> [Excerpts from a dataset]
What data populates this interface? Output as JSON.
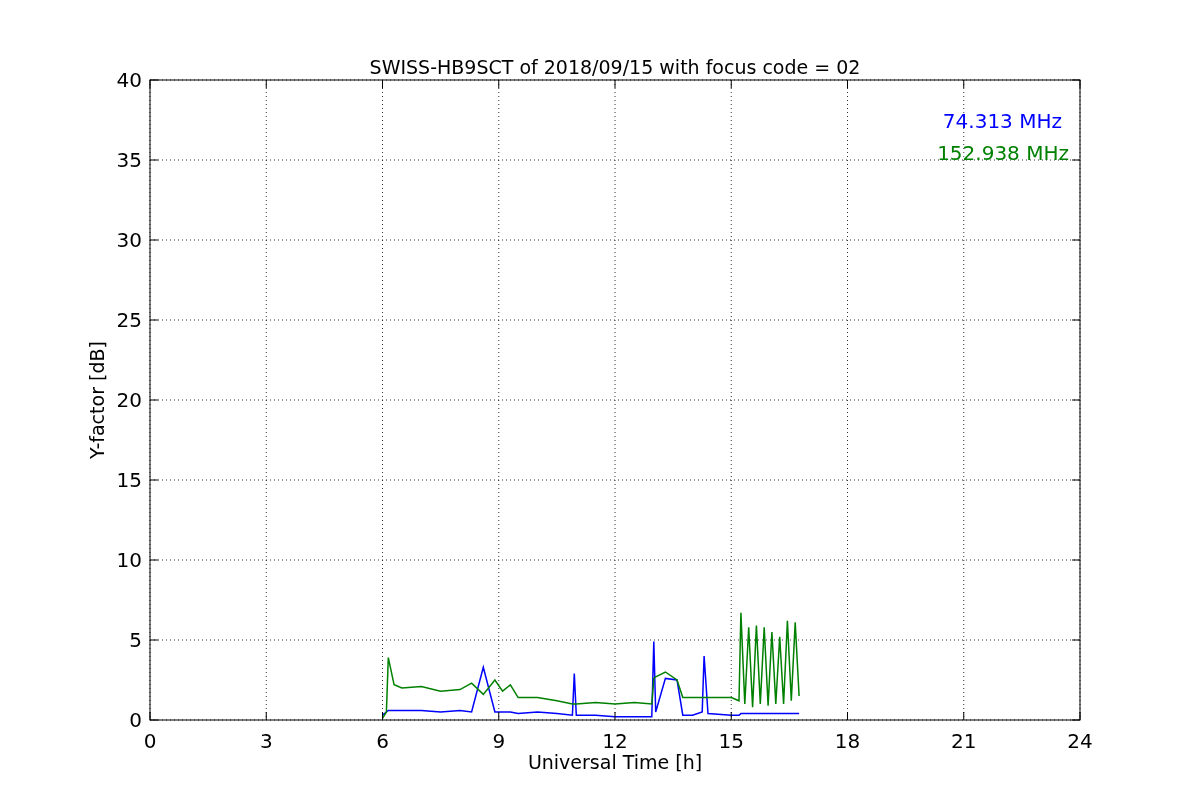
{
  "figure": {
    "chart_data": {
      "type": "line",
      "title": "SWISS-HB9SCT of 2018/09/15 with focus code = 02",
      "xlabel": "Universal Time [h]",
      "ylabel": "Y-factor [dB]",
      "x": [
        6,
        6.1,
        6.15,
        6.3,
        6.5,
        7,
        7.5,
        8,
        8.3,
        8.6,
        8.9,
        9.1,
        9.3,
        9.5,
        10,
        10.5,
        10.9,
        10.95,
        11,
        11.5,
        12,
        12.5,
        12.95,
        13,
        13.05,
        13.3,
        13.6,
        13.75,
        14,
        14.25,
        14.3,
        14.4,
        15,
        15.2,
        15.25,
        15.35,
        15.45,
        15.55,
        15.65,
        15.75,
        15.85,
        15.95,
        16.05,
        16.15,
        16.25,
        16.35,
        16.45,
        16.55,
        16.65,
        16.75
      ],
      "series": [
        {
          "name": "74.313 MHz",
          "color": "#0000ff",
          "values": [
            0.3,
            0.5,
            0.6,
            0.6,
            0.6,
            0.6,
            0.5,
            0.6,
            0.5,
            3.3,
            0.5,
            0.5,
            0.5,
            0.4,
            0.5,
            0.4,
            0.3,
            2.9,
            0.3,
            0.3,
            0.2,
            0.2,
            0.2,
            4.9,
            0.5,
            2.6,
            2.5,
            0.3,
            0.3,
            0.5,
            4.0,
            0.4,
            0.3,
            0.3,
            0.4,
            0.4,
            0.4,
            0.4,
            0.4,
            0.4,
            0.4,
            0.4,
            0.4,
            0.4,
            0.4,
            0.4,
            0.4,
            0.4,
            0.4,
            0.4
          ]
        },
        {
          "name": "152.938 MHz",
          "color": "#008000",
          "values": [
            0.1,
            0.5,
            3.9,
            2.2,
            2.0,
            2.1,
            1.8,
            1.9,
            2.3,
            1.6,
            2.5,
            1.8,
            2.2,
            1.4,
            1.4,
            1.2,
            1.0,
            1.0,
            1.0,
            1.1,
            1.0,
            1.1,
            1.0,
            2.6,
            2.7,
            3.0,
            2.5,
            1.4,
            1.4,
            1.4,
            1.4,
            1.4,
            1.4,
            1.2,
            6.7,
            1.0,
            5.8,
            0.8,
            5.9,
            1.0,
            5.8,
            0.9,
            5.5,
            1.0,
            5.2,
            1.0,
            6.2,
            1.2,
            6.1,
            1.5
          ]
        }
      ],
      "grid": true,
      "xlim": [
        0,
        24
      ],
      "ylim": [
        0,
        40
      ],
      "xticks": [
        0,
        3,
        6,
        9,
        12,
        15,
        18,
        21,
        24
      ],
      "yticks": [
        0,
        5,
        10,
        15,
        20,
        25,
        30,
        35,
        40
      ]
    }
  }
}
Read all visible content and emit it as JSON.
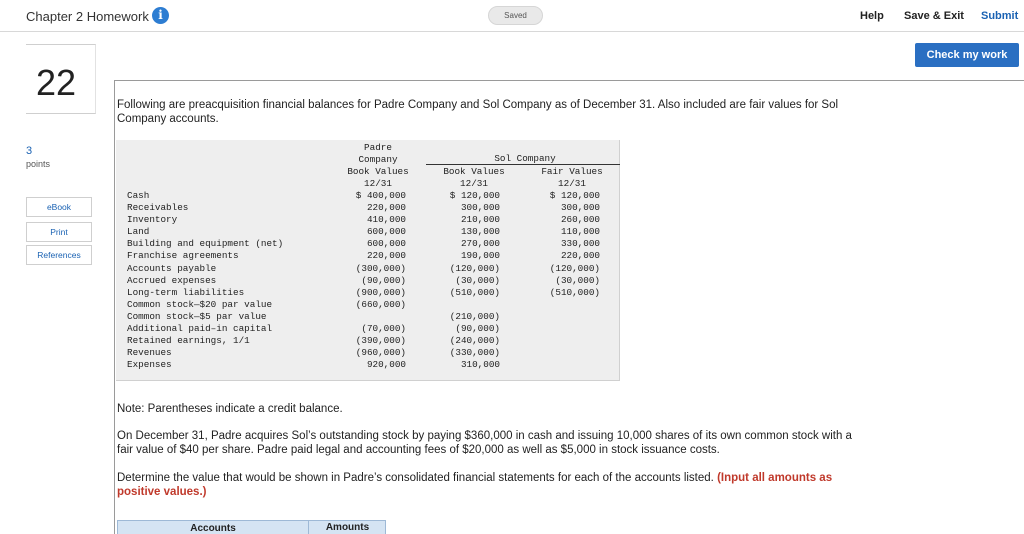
{
  "header": {
    "title": "Chapter 2 Homework",
    "info_icon": "info-icon",
    "saved_label": "Saved",
    "help_label": "Help",
    "save_exit_label": "Save & Exit",
    "submit_label": "Submit"
  },
  "check_my_work_label": "Check my work",
  "question": {
    "number": "22",
    "points_value": "3",
    "points_label": "points",
    "buttons": {
      "ebook": "eBook",
      "print": "Print",
      "references": "References"
    }
  },
  "content": {
    "intro": "Following are preacquisition financial balances for Padre Company and Sol Company as of December 31. Also included are fair values for Sol Company accounts.",
    "note": "Note: Parentheses indicate a credit balance.",
    "scenario": "On December 31, Padre acquires Sol’s outstanding stock by paying $360,000 in cash and issuing 10,000 shares of its own common stock with a fair value of $40 per share. Padre paid legal and accounting fees of $20,000 as well as $5,000 in stock issuance costs.",
    "determine": "Determine the value that would be shown in Padre’s consolidated financial statements for each of the accounts listed.",
    "determine_emphasis": "(Input all amounts as positive values.)"
  },
  "fin_table": {
    "padre_header_1": "Padre",
    "padre_header_2": "Company",
    "padre_header_3": "Book Values",
    "sol_header": "Sol Company",
    "sol_book_header": "Book Values",
    "sol_fair_header": "Fair Values",
    "date_label": "12/31",
    "rows": [
      {
        "account": "Cash",
        "padre": "$ 400,000",
        "sol_book": "$ 120,000",
        "sol_fair": "$ 120,000"
      },
      {
        "account": "Receivables",
        "padre": "220,000",
        "sol_book": "300,000",
        "sol_fair": "300,000"
      },
      {
        "account": "Inventory",
        "padre": "410,000",
        "sol_book": "210,000",
        "sol_fair": "260,000"
      },
      {
        "account": "Land",
        "padre": "600,000",
        "sol_book": "130,000",
        "sol_fair": "110,000"
      },
      {
        "account": "Building and equipment (net)",
        "padre": "600,000",
        "sol_book": "270,000",
        "sol_fair": "330,000"
      },
      {
        "account": "Franchise agreements",
        "padre": "220,000",
        "sol_book": "190,000",
        "sol_fair": "220,000"
      },
      {
        "account": "Accounts payable",
        "padre": "(300,000)",
        "sol_book": "(120,000)",
        "sol_fair": "(120,000)"
      },
      {
        "account": "Accrued expenses",
        "padre": "(90,000)",
        "sol_book": "(30,000)",
        "sol_fair": "(30,000)"
      },
      {
        "account": "Long-term liabilities",
        "padre": "(900,000)",
        "sol_book": "(510,000)",
        "sol_fair": "(510,000)"
      },
      {
        "account": "Common stock—$20 par value",
        "padre": "(660,000)",
        "sol_book": "",
        "sol_fair": ""
      },
      {
        "account": "Common stock—$5 par value",
        "padre": "",
        "sol_book": "(210,000)",
        "sol_fair": ""
      },
      {
        "account": "Additional paid–in capital",
        "padre": "(70,000)",
        "sol_book": "(90,000)",
        "sol_fair": ""
      },
      {
        "account": "Retained earnings, 1/1",
        "padre": "(390,000)",
        "sol_book": "(240,000)",
        "sol_fair": ""
      },
      {
        "account": "Revenues",
        "padre": "(960,000)",
        "sol_book": "(330,000)",
        "sol_fair": ""
      },
      {
        "account": "Expenses",
        "padre": "920,000",
        "sol_book": "310,000",
        "sol_fair": ""
      }
    ]
  },
  "answer_table": {
    "accounts_header": "Accounts",
    "amounts_header": "Amounts"
  }
}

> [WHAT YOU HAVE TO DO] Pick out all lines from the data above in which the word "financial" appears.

> [ANSWER TO THE PROBLEM]
    "intro": "Following are preacquisition financial balances for Padre Company and Sol Company as of December 31. Also included are fair values for Sol Company accounts.",
    "determine": "Determine the value that would be shown in Padre’s consolidated financial statements for each of the accounts listed.",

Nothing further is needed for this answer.